Make sure that you consume protein with every single meal and snack you have. With this I mean animal protein such as fish, egg, chicken, seafood or red meat or plant based proteins such as beans, lentils, peas, nuts and seeds – the choice is yours.

Guest Post: Tess Strom's Seven Simple Steps for Hormone Health The Clinic by Dr Mayoni

Look at your alcohol and caffeine consumption

Both alcohol and caffeine can adversely affect your sleep, which has a negative knock-on effect on hormones, so if you are suffering from any hormonal imbalance symptoms you should consider your intake.

Be aware of endocrine disruptors

Certain chemicals in our environment act as endocrine disruptors, which means they can alter the normal functioning of our hormones. Xenoestrogens are a sub-category of these endocrine disruptors. They mimick the effect of our natural oestrogen and can block and bind our hormone receptors – thereby increasing our own oestrogen levels and potentially leading to oestrogen dominance. Build-up of xenoestrogens has been indicated in many conditions including breast, prostate and testicular cancer, obesity, infertility, endometriosis, early onset puberty, miscarriages and diabetes. We are exposed to these xenoestrogens in the environment and via man-made products and foods on a daily basis. However, by being more aware you can reduce the amount that you are subjected to. For instance, consider choosing skincare products that are free of parabens, phthalates and sodium lauryl, avoid wrapping foods in plastic and avoid using aluminium for cooking and wrapping foods. Choosing organic food where availability and budget allows also helps, as it will reduce your intake of pesticides and herbicides – both of which are xenoestrogens. It may be useful to know that, for plants, if they have thick skin which you can peel (such as bananas, pineapple and avocado), there is less need for going organic. If you cannot find and / or afford organic plants, then either peeling them or cleaning them properly can help to at least reduce the amount of toxins you are subjected to. You can purchase vegetable cleaning liquid from a health store or alternatively use a couple of tablespoons of apple cider vinegar in clean water. However, for more fragile plants such as leafy greens and berries which are more difficult to clean, I would recommend going organic wherever availability and affordability allows.

Guest Post: Tess Strom's Seven Simple Steps for Hormone Health The Clinic by Dr Mayoni

Look after your liver

The liver is the organ that breaks up excess hormones before they are eliminated through the digestive system. For this reason it is important to make sure you have a bowel movement at least once a day and that you supply your liver with the nutrients it needs to function properly. You will find many of these nutrients in leafy greens and cruciferous vegetables (such as cauliflower, cabbage and broccoli) and in most other plants, herbs and spices.

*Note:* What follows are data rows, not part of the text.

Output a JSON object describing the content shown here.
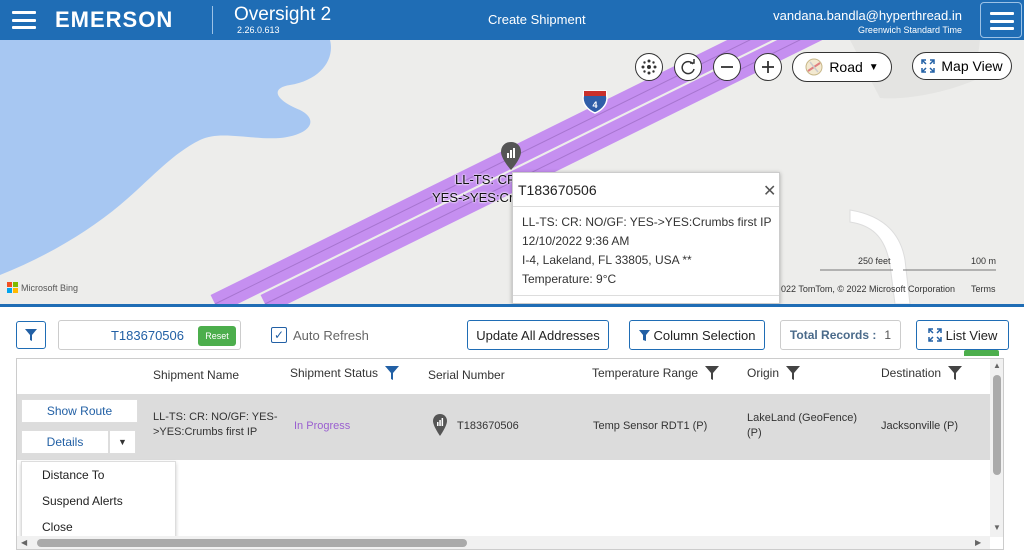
{
  "header": {
    "brand": "EMERSON",
    "app_name": "Oversight 2",
    "version": "2.26.0.613",
    "page_title": "Create Shipment",
    "user_email": "vandana.bandla@hyperthread.in",
    "timezone": "Greenwich Standard Time"
  },
  "map": {
    "road_label": "Road",
    "map_view_label": "Map View",
    "highway_number": "4",
    "marker_label_line1": "LL-TS: CR",
    "marker_label_line2": "YES->YES:Cr",
    "popup": {
      "title": "T183670506",
      "line1": "LL-TS: CR: NO/GF: YES->YES:Crumbs first IP",
      "line2": "12/10/2022 9:36 AM",
      "line3": "I-4, Lakeland, FL 33805, USA **",
      "line4": "Temperature: 9°C"
    },
    "scale_feet": "250 feet",
    "scale_m": "100 m",
    "provider": "Microsoft Bing",
    "attribution": "022 TomTom, © 2022 Microsoft Corporation",
    "terms": "Terms"
  },
  "toolbar": {
    "search_value": "T183670506",
    "reset_label": "Reset",
    "auto_refresh_label": "Auto Refresh",
    "auto_refresh_checked": true,
    "update_addresses_label": "Update All Addresses",
    "column_selection_label": "Column Selection",
    "total_records_label": "Total Records :",
    "total_records_value": "1",
    "list_view_label": "List View"
  },
  "grid": {
    "columns": [
      "Shipment Name",
      "Shipment Status",
      "Serial Number",
      "Temperature Range",
      "Origin",
      "Destination"
    ],
    "row": {
      "show_route": "Show Route",
      "details": "Details",
      "shipment_name_line1": "LL-TS: CR: NO/GF: YES-",
      "shipment_name_line2": ">YES:Crumbs first IP",
      "shipment_status": "In Progress",
      "serial_number": "T183670506",
      "temperature_range": "Temp Sensor RDT1 (P)",
      "origin_line1": "LakeLand (GeoFence)",
      "origin_line2": "(P)",
      "destination": "Jacksonville (P)"
    },
    "dropdown": [
      "Distance To",
      "Suspend Alerts",
      "Close"
    ]
  },
  "colors": {
    "primary": "#1f6db5",
    "highway": "#c58ff0",
    "water": "#a7c7f2",
    "status_in_progress": "#9a5fd0",
    "reset_green": "#4cae4c"
  }
}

Deal with constipation

If you are suffering from constipation, consider the amount of fluid that you consume. Bear in mind that coffee, normal tea, soft drinks and alcohol are all dehydrating. Make sure to consume at least two litres of fluid per day, and more if you do vigorous exercise. Also ensure you get plenty of fibre in your diet in the form of vegetables in particular.

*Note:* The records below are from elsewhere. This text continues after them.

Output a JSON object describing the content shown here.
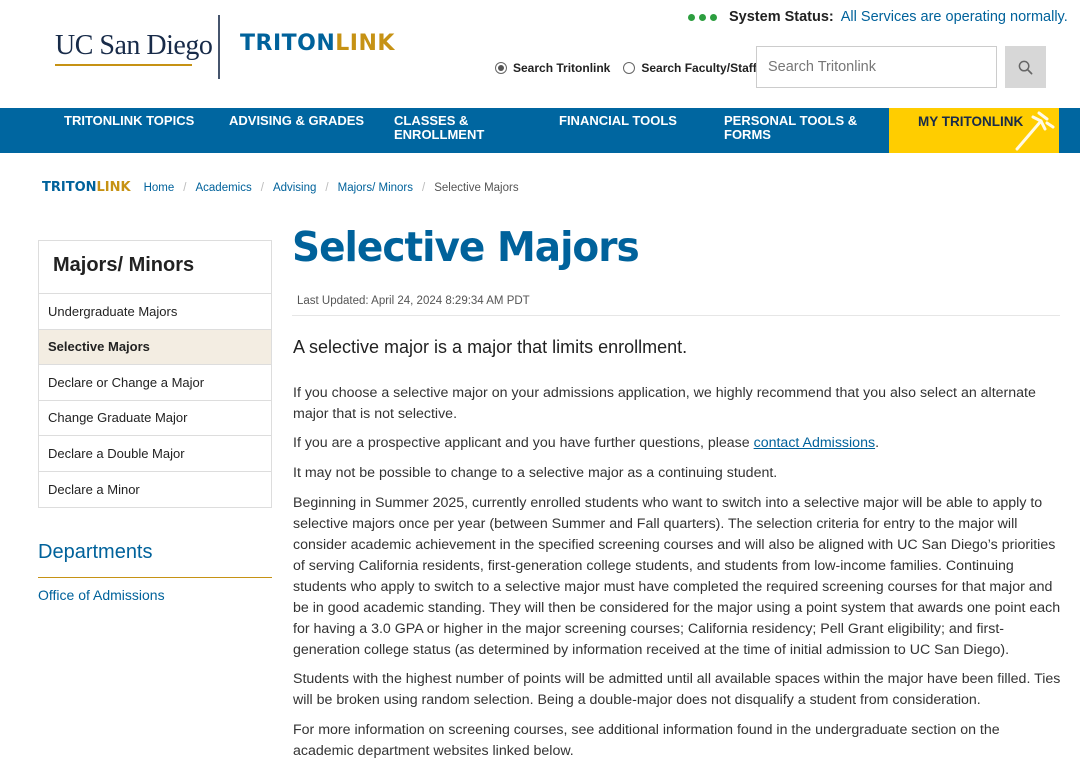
{
  "header": {
    "ucsd_logo": "UC San Diego",
    "tritonlink_part1": "TRITON",
    "tritonlink_part2": "LINK",
    "status_label": "System Status:",
    "status_message": "All Services are operating normally.",
    "radio_tritonlink": "Search Tritonlink",
    "radio_faculty": "Search Faculty/Staff",
    "search_placeholder": "Search Tritonlink"
  },
  "nav": {
    "items": [
      {
        "line1": "TRITONLINK TOPICS",
        "line2": ""
      },
      {
        "line1": "ADVISING & GRADES",
        "line2": ""
      },
      {
        "line1": "CLASSES &",
        "line2": "ENROLLMENT"
      },
      {
        "line1": "FINANCIAL TOOLS",
        "line2": ""
      },
      {
        "line1": "PERSONAL TOOLS &",
        "line2": "FORMS"
      }
    ],
    "my_tritonlink": "MY TRITONLINK"
  },
  "breadcrumb": {
    "brand1": "TRITON",
    "brand2": "LINK",
    "items": [
      "Home",
      "Academics",
      "Advising",
      "Majors/ Minors"
    ],
    "current": "Selective Majors"
  },
  "sidebar": {
    "title": "Majors/ Minors",
    "items": [
      "Undergraduate Majors",
      "Selective Majors",
      "Declare or Change a Major",
      "Change Graduate Major",
      "Declare a Double Major",
      "Declare a Minor"
    ],
    "departments_title": "Departments",
    "departments_link": "Office of Admissions"
  },
  "main": {
    "title": "Selective Majors",
    "last_updated": "Last Updated: April 24, 2024 8:29:34 AM PDT",
    "lead": "A selective major is a major that limits enrollment.",
    "p1": "If you choose a selective major on your admissions application, we highly recommend that you also select an alternate major that is not selective.",
    "p2_before": "If you are a prospective applicant and you have further questions, please ",
    "p2_link": "contact Admissions",
    "p2_after": ".",
    "p3": "It may not be possible to change to a selective major as a continuing student.",
    "p4": "Beginning in Summer 2025, currently enrolled students who want to switch into a selective major will be able to apply to selective majors once per year (between Summer and Fall quarters). The selection criteria for entry to the major will consider academic achievement in the specified screening courses and will also be aligned with UC San Diego’s priorities of serving California residents, first-generation college students, and students from low-income families. Continuing students who apply to switch to a selective major must have completed the required screening courses for that major and be in good academic standing. They will then be considered for the major using a point system that awards one point each for having a 3.0 GPA or higher in the major screening courses; California residency; Pell Grant eligibility; and first-generation college status (as determined by information received at the time of initial admission to UC San Diego).",
    "p5": "Students with the highest number of points will be admitted until all available spaces within the major have been filled. Ties will be broken using random selection. Being a double-major does not disqualify a student from consideration.",
    "p6": "For more information on screening courses, see additional information found in the undergraduate section on the academic department websites linked below."
  },
  "colors": {
    "brand_blue": "#00629b",
    "brand_gold": "#c69214",
    "nav_blue": "#0066a0",
    "my_tritonlink_yellow": "#ffcd00",
    "status_green": "#2c9e3f"
  }
}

Don’t ignore stress

The final major factor that has an influence on hormone health is stress. When we are stressed the body is pushed to favour stress hormone production at the expense of progesterone. This can then lead to a relative oestrogen dominance with subsequent trouble sleeping, heavier and more painful periods, breast tenderness and inability to deal with stress. Make sure you take time out for yourself, be it doing five minutes of guided meditation, prioritising your weekly yoga class or even relaxing in a tub of Epsom bath salts at the end of a busy day! Find what works for you and when you do find it, stick with it!

Implement these seven steps for a month or two, and see how you feel. If you still have issues after that, you may benefit from seeing me to investigate and deal with other potential underlying causes.

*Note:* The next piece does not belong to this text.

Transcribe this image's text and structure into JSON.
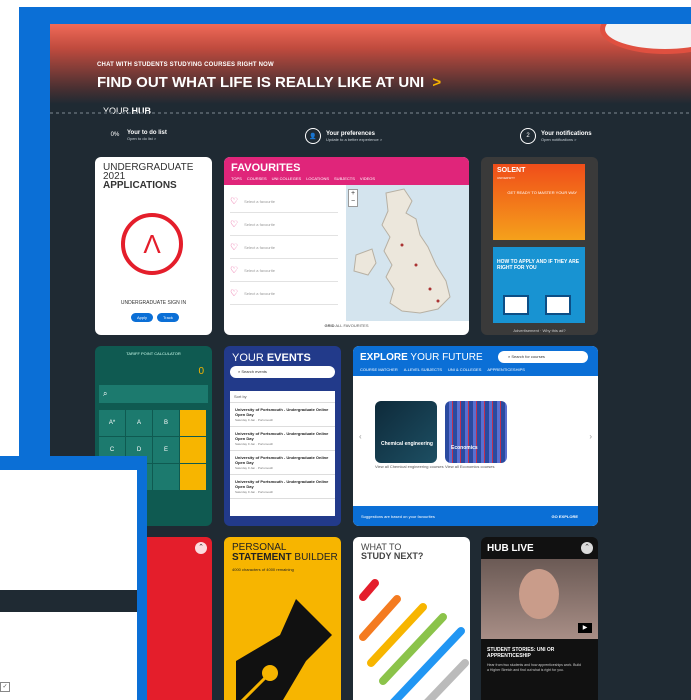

Many thanks to Tess for this informative guest post! To find out more about Tess’s 12-Week Health Coaching Programme, click here: 12-Week Health Coaching Programme or contact us at The Clinic in any of the usual ways.